1 Bless the Lord, my soul, and raise
A glad and grateful song
To my dear Redeemer’s praise,
For I to him belong.
He, my Goodness, Strength, and God,
In whom I live, and move, and am,
Paid my ransom with his blood;
My portion is the Lamb.
2 [Though temptations seldom cease,
Though frequent griefs I feel,
Yet his Spirit whispers peace,
And he is with me still.
Weak of body, sick in soul,
Depressed at heart, and faint with fears,
His dear presence makes me whole,
And with sweet comfort cheers.]
3 O my Jesus, thou art mine,
With all thy grace and power;
I am now, and shall be thine
When time shall be no more;
Thou revivest me by thy death;
Thy blood from guilt has set me free;
My fresh springs of hope, and faith,
And love, are all in thee.

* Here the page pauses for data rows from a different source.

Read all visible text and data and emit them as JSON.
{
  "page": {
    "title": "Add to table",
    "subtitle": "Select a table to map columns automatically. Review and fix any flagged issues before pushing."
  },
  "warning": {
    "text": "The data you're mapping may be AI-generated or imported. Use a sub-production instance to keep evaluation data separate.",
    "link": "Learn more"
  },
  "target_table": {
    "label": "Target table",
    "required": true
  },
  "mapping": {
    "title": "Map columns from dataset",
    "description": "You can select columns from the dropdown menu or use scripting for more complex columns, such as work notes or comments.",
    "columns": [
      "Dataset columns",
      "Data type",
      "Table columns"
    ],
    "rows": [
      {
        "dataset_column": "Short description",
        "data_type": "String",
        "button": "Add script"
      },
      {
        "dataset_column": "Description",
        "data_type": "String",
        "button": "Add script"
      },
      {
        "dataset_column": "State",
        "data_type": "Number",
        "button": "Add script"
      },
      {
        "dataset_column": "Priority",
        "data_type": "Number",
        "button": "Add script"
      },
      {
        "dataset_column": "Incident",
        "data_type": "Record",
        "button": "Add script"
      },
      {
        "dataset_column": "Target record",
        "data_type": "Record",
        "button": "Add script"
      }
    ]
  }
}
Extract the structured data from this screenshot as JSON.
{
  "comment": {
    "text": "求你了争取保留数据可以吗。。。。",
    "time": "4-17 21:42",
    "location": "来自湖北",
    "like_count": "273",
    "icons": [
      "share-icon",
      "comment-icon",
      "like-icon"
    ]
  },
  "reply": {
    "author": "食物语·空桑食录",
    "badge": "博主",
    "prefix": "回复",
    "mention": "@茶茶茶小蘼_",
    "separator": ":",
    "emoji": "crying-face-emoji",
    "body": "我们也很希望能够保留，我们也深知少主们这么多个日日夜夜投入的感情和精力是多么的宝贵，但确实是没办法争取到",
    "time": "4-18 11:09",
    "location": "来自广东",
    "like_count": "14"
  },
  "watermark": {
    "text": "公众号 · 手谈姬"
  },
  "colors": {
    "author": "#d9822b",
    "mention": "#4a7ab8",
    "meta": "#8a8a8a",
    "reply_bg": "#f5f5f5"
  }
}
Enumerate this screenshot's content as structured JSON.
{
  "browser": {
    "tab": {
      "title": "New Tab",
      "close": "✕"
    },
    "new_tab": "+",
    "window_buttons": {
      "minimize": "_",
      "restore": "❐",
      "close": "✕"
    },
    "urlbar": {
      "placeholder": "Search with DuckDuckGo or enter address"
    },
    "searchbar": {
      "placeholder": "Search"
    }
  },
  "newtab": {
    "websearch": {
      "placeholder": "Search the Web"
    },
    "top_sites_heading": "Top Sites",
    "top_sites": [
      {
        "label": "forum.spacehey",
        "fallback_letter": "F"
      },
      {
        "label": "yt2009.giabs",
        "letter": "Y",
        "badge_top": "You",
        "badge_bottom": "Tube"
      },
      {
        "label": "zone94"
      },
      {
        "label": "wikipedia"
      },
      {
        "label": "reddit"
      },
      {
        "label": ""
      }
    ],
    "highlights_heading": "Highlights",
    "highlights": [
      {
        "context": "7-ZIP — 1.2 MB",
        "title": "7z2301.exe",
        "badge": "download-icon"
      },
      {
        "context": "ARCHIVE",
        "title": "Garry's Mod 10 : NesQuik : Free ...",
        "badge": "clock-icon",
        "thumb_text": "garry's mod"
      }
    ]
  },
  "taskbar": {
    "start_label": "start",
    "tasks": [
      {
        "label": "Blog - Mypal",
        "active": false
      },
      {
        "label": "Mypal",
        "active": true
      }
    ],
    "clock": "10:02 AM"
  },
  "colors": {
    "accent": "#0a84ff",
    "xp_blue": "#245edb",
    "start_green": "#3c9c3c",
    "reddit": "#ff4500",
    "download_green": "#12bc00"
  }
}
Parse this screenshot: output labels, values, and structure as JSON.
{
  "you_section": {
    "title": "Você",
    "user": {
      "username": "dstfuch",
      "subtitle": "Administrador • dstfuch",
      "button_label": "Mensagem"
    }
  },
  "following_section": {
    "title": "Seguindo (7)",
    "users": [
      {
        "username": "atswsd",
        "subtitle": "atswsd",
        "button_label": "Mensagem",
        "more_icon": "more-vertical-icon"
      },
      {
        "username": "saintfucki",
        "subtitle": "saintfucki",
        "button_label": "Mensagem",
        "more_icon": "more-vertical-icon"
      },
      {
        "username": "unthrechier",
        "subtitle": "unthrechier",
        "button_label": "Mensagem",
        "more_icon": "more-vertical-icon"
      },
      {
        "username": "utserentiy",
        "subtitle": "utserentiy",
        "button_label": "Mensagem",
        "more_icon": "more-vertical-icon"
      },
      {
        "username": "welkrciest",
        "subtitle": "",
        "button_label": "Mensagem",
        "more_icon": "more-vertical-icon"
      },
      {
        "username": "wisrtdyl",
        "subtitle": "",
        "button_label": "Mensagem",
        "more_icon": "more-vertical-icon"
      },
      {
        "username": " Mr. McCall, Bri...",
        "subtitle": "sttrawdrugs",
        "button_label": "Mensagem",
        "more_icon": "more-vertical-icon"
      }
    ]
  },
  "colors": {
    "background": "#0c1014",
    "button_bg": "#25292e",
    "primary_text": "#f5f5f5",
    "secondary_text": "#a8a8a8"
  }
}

Hart, Joseph, was born in London in 1712. His early life is involved in obscurity. His education was fairly good; and from the testimony of his brother-in-law, and successor in the ministry in Jewin Street, the Rev. John Hughes, "his civil calling was" for some time "that of a teacher of the learned languages." His early life, according to his own Experience which he prefaced to his Hymns, was a curious mixture of loose conduct, serious conviction of sin, and endeavours after amendment of life, and not until Whitsuntide, 1757, did he realize a permanent change, which was brought about mainly through his attending divine service at the Moravian Chapel, in Fetter Lane, London, and hearing a sermon on Rev. iii. 10. During the next two years ma… Go to person page >